◆ Your instructions ◆
Restate all entries word for word, minus pictures.
--- START ---
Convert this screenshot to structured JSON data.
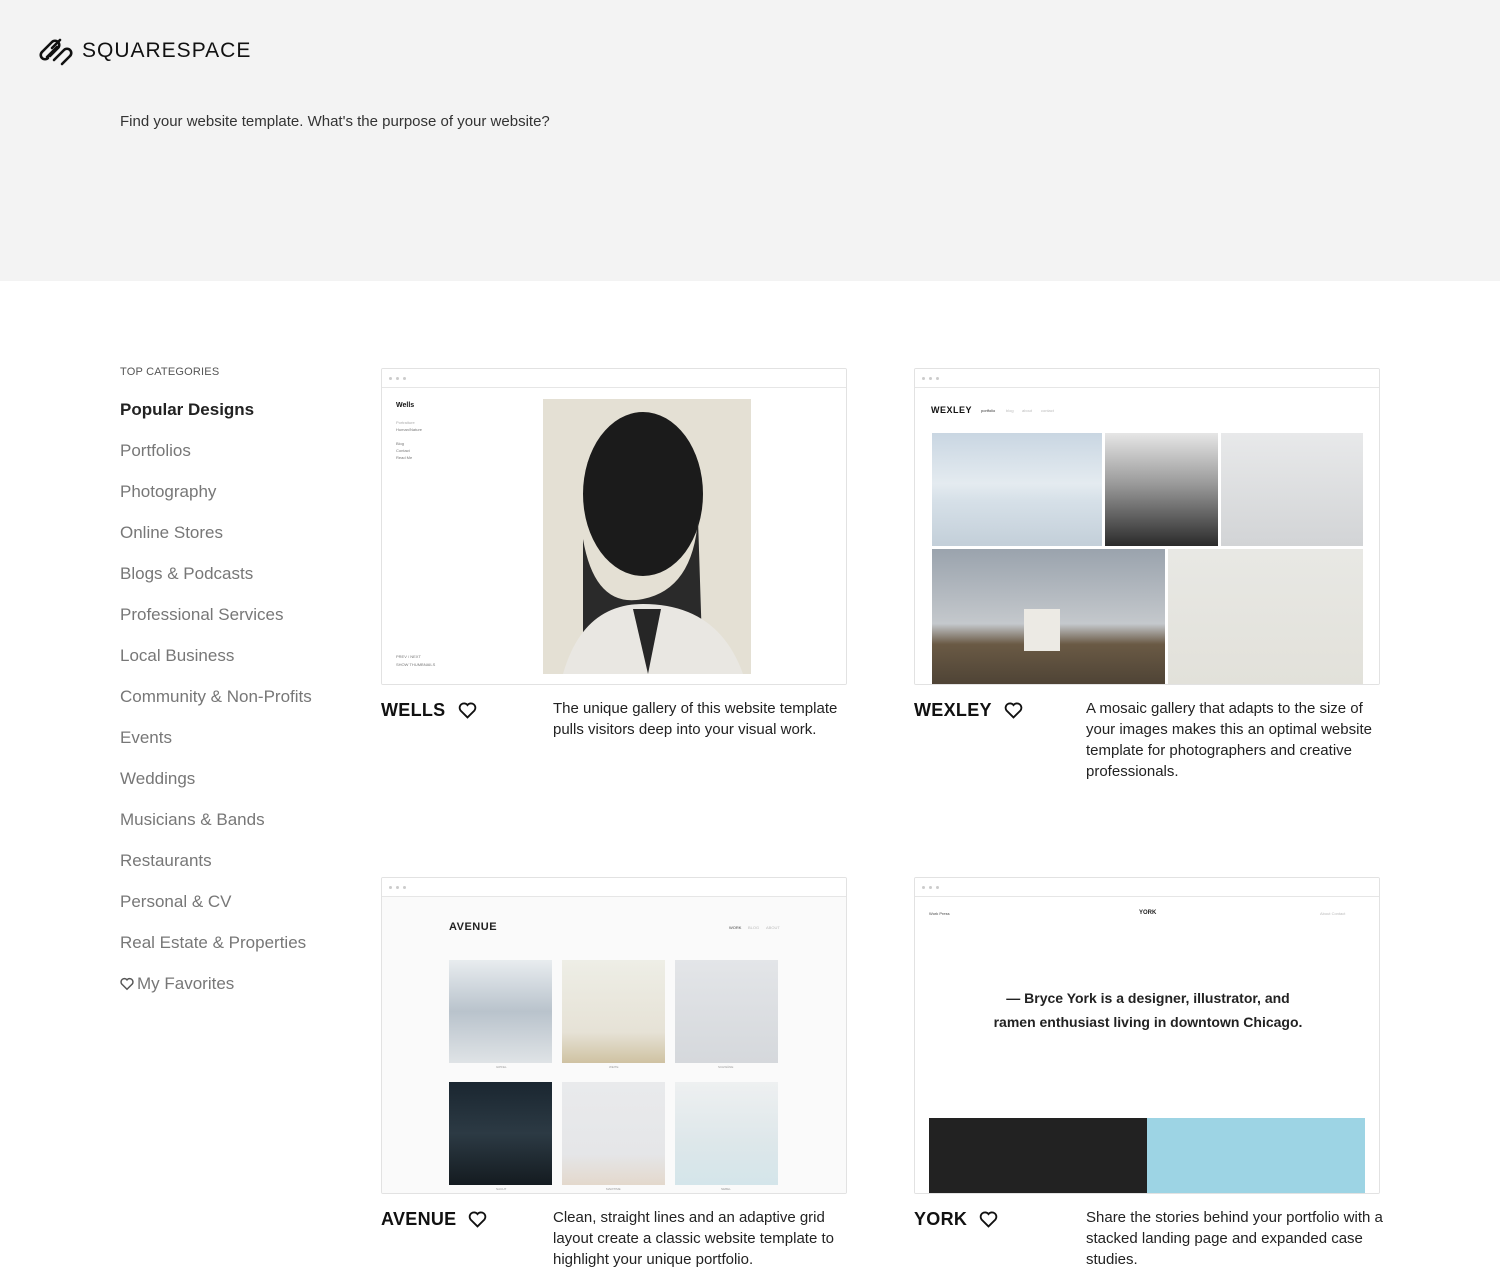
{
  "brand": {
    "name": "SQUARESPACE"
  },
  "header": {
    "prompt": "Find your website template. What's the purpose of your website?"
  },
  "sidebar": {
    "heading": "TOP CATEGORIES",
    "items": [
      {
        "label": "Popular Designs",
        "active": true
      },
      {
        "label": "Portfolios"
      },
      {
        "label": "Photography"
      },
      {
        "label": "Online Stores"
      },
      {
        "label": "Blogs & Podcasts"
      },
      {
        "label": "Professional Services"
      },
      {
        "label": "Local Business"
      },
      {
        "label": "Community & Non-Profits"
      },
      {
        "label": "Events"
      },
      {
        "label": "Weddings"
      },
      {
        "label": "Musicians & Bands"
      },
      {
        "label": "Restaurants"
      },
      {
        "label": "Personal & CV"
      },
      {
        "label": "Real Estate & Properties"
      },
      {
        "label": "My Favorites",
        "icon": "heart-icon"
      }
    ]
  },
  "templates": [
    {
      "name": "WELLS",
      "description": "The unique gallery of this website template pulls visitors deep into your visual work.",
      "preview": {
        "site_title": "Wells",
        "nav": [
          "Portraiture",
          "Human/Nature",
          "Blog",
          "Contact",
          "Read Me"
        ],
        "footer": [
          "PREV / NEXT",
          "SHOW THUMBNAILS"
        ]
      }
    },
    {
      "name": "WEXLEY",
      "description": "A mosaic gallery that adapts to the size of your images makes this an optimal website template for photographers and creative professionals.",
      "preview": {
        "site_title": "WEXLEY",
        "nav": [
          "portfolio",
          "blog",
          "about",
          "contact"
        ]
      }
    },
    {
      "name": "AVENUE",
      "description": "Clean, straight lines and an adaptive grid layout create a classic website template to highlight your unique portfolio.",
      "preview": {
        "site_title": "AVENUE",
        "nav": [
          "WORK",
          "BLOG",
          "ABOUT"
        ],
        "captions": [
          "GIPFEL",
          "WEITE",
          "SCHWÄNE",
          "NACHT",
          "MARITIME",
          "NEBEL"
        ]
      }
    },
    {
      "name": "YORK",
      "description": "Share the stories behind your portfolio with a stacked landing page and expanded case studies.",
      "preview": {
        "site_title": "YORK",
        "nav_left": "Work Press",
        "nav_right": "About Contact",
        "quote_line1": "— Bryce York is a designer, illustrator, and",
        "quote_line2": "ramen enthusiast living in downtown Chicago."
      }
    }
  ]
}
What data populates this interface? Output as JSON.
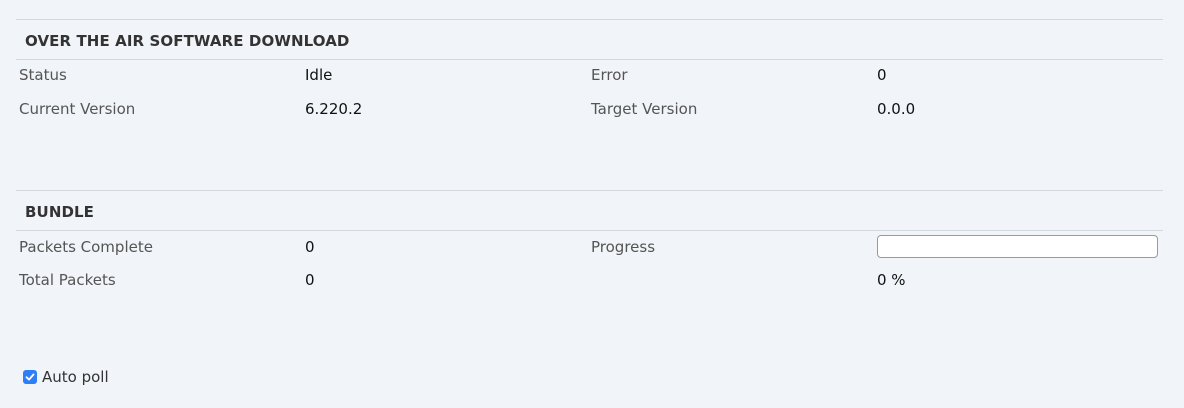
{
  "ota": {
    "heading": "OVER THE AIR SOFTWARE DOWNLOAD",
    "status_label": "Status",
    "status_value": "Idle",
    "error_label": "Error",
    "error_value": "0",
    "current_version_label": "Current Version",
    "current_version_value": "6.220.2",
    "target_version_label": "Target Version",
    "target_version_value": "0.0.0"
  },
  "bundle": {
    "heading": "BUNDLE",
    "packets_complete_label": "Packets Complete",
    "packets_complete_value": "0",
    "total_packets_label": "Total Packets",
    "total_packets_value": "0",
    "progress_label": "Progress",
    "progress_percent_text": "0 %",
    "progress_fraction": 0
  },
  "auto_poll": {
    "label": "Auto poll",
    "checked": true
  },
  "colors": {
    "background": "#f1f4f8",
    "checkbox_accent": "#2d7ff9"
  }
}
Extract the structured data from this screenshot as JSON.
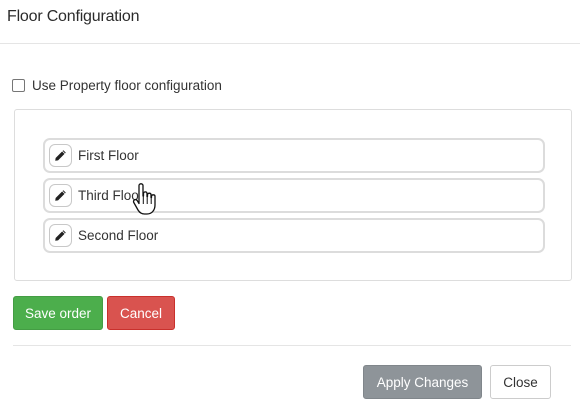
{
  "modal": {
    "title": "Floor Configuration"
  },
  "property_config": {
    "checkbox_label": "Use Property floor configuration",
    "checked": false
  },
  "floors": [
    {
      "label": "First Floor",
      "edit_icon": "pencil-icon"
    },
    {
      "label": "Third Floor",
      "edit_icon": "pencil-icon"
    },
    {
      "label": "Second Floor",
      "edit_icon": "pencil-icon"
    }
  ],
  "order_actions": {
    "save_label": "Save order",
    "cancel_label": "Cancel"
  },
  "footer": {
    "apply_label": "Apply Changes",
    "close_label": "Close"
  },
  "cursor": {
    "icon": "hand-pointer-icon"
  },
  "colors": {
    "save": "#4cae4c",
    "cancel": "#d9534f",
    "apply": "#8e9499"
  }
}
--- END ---
◆ Written reply ◆
Convert this screenshot to structured JSON data.
{
  "brand": {
    "name": "SQUARESPACE"
  },
  "header": {
    "prompt": "Find your website template. What's the purpose of your website?"
  },
  "sidebar": {
    "heading": "TOP CATEGORIES",
    "items": [
      {
        "label": "Popular Designs",
        "active": true
      },
      {
        "label": "Portfolios"
      },
      {
        "label": "Photography"
      },
      {
        "label": "Online Stores"
      },
      {
        "label": "Blogs & Podcasts"
      },
      {
        "label": "Professional Services"
      },
      {
        "label": "Local Business"
      },
      {
        "label": "Community & Non-Profits"
      },
      {
        "label": "Events"
      },
      {
        "label": "Weddings"
      },
      {
        "label": "Musicians & Bands"
      },
      {
        "label": "Restaurants"
      },
      {
        "label": "Personal & CV"
      },
      {
        "label": "Real Estate & Properties"
      },
      {
        "label": "My Favorites",
        "icon": "heart-icon"
      }
    ]
  },
  "templates": [
    {
      "name": "WELLS",
      "description": "The unique gallery of this website template pulls visitors deep into your visual work.",
      "preview": {
        "site_title": "Wells",
        "nav": [
          "Portraiture",
          "Human/Nature",
          "Blog",
          "Contact",
          "Read Me"
        ],
        "footer": [
          "PREV / NEXT",
          "SHOW THUMBNAILS"
        ]
      }
    },
    {
      "name": "WEXLEY",
      "description": "A mosaic gallery that adapts to the size of your images makes this an optimal website template for photographers and creative professionals.",
      "preview": {
        "site_title": "WEXLEY",
        "nav": [
          "portfolio",
          "blog",
          "about",
          "contact"
        ]
      }
    },
    {
      "name": "AVENUE",
      "description": "Clean, straight lines and an adaptive grid layout create a classic website template to highlight your unique portfolio.",
      "preview": {
        "site_title": "AVENUE",
        "nav": [
          "WORK",
          "BLOG",
          "ABOUT"
        ],
        "captions": [
          "GIPFEL",
          "WEITE",
          "SCHWÄNE",
          "NACHT",
          "MARITIME",
          "NEBEL"
        ]
      }
    },
    {
      "name": "YORK",
      "description": "Share the stories behind your portfolio with a stacked landing page and expanded case studies.",
      "preview": {
        "site_title": "YORK",
        "nav_left": "Work Press",
        "nav_right": "About Contact",
        "quote_line1": "— Bryce York is a designer, illustrator, and",
        "quote_line2": "ramen enthusiast living in downtown Chicago."
      }
    }
  ]
}
What data populates this interface? Output as JSON.
{
  "ota": {
    "heading": "OVER THE AIR SOFTWARE DOWNLOAD",
    "status_label": "Status",
    "status_value": "Idle",
    "error_label": "Error",
    "error_value": "0",
    "current_version_label": "Current Version",
    "current_version_value": "6.220.2",
    "target_version_label": "Target Version",
    "target_version_value": "0.0.0"
  },
  "bundle": {
    "heading": "BUNDLE",
    "packets_complete_label": "Packets Complete",
    "packets_complete_value": "0",
    "total_packets_label": "Total Packets",
    "total_packets_value": "0",
    "progress_label": "Progress",
    "progress_percent_text": "0 %",
    "progress_fraction": 0
  },
  "auto_poll": {
    "label": "Auto poll",
    "checked": true
  },
  "colors": {
    "background": "#f1f4f8",
    "checkbox_accent": "#2d7ff9"
  }
}
Extract the structured data from this screenshot as JSON.
{
  "modal": {
    "title": "Floor Configuration"
  },
  "property_config": {
    "checkbox_label": "Use Property floor configuration",
    "checked": false
  },
  "floors": [
    {
      "label": "First Floor",
      "edit_icon": "pencil-icon"
    },
    {
      "label": "Third Floor",
      "edit_icon": "pencil-icon"
    },
    {
      "label": "Second Floor",
      "edit_icon": "pencil-icon"
    }
  ],
  "order_actions": {
    "save_label": "Save order",
    "cancel_label": "Cancel"
  },
  "footer": {
    "apply_label": "Apply Changes",
    "close_label": "Close"
  },
  "cursor": {
    "icon": "hand-pointer-icon"
  },
  "colors": {
    "save": "#4cae4c",
    "cancel": "#d9534f",
    "apply": "#8e9499"
  }
}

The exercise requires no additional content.